The answer is the full set of records, given again exactly and without images.

*Provided data*:
++++
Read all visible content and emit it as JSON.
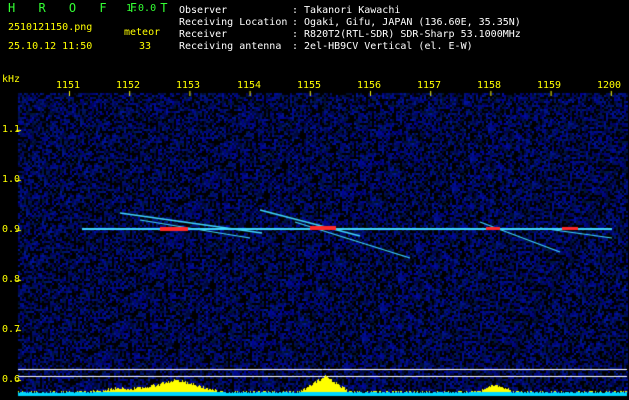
{
  "header": {
    "app_title": "H R O F F T",
    "app_version": "1.0.0",
    "filename": "2510121150.png",
    "datetime": "25.10.12 11:50",
    "mode_label": "meteor",
    "mode_count": "33",
    "info_labels": [
      "Observer",
      "Receiving Location",
      "Receiver",
      "Receiving antenna"
    ],
    "info_values": [
      ": Takanori Kawachi",
      ": Ogaki, Gifu, JAPAN (136.60E, 35.35N)",
      ": R820T2(RTL-SDR) SDR-Sharp 53.1000MHz",
      ": 2el-HB9CV Vertical (el. E-W)"
    ]
  },
  "axes": {
    "x_unit": "kHz",
    "x_ticks": [
      "1151",
      "1152",
      "1153",
      "1154",
      "1155",
      "1156",
      "1157",
      "1158",
      "1159",
      "1200"
    ],
    "y_ticks": [
      "1.1",
      "1.0",
      "0.9",
      "0.8",
      "0.7",
      "0.6"
    ]
  },
  "colors": {
    "header_text": "#33ff33",
    "info_text": "#ffffff",
    "label_text": "#ffff00",
    "noise_bg": "#00003a",
    "signal": "#3fd8ff",
    "signal_hot": "#ff2a2a",
    "bar_cyan": "#00d8ff",
    "bar_yellow": "#ffff00"
  }
}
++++
*Result for this exercise*:
Read all visible content and emit it as JSON.
{
  "header": {
    "app_title": "H R O F F T",
    "app_version": "1.0.0",
    "filename": "2510121150.png",
    "datetime": "25.10.12 11:50",
    "mode_label": "meteor",
    "mode_count": "33",
    "info_labels": [
      "Observer",
      "Receiving Location",
      "Receiver",
      "Receiving antenna"
    ],
    "info_values": [
      ": Takanori Kawachi",
      ": Ogaki, Gifu, JAPAN (136.60E, 35.35N)",
      ": R820T2(RTL-SDR) SDR-Sharp 53.1000MHz",
      ": 2el-HB9CV Vertical (el. E-W)"
    ]
  },
  "axes": {
    "x_unit": "kHz",
    "x_ticks": [
      "1151",
      "1152",
      "1153",
      "1154",
      "1155",
      "1156",
      "1157",
      "1158",
      "1159",
      "1200"
    ],
    "y_ticks": [
      "1.1",
      "1.0",
      "0.9",
      "0.8",
      "0.7",
      "0.6"
    ]
  },
  "colors": {
    "header_text": "#33ff33",
    "info_text": "#ffffff",
    "label_text": "#ffff00",
    "noise_bg": "#00003a",
    "signal": "#3fd8ff",
    "signal_hot": "#ff2a2a",
    "bar_cyan": "#00d8ff",
    "bar_yellow": "#ffff00"
  }
}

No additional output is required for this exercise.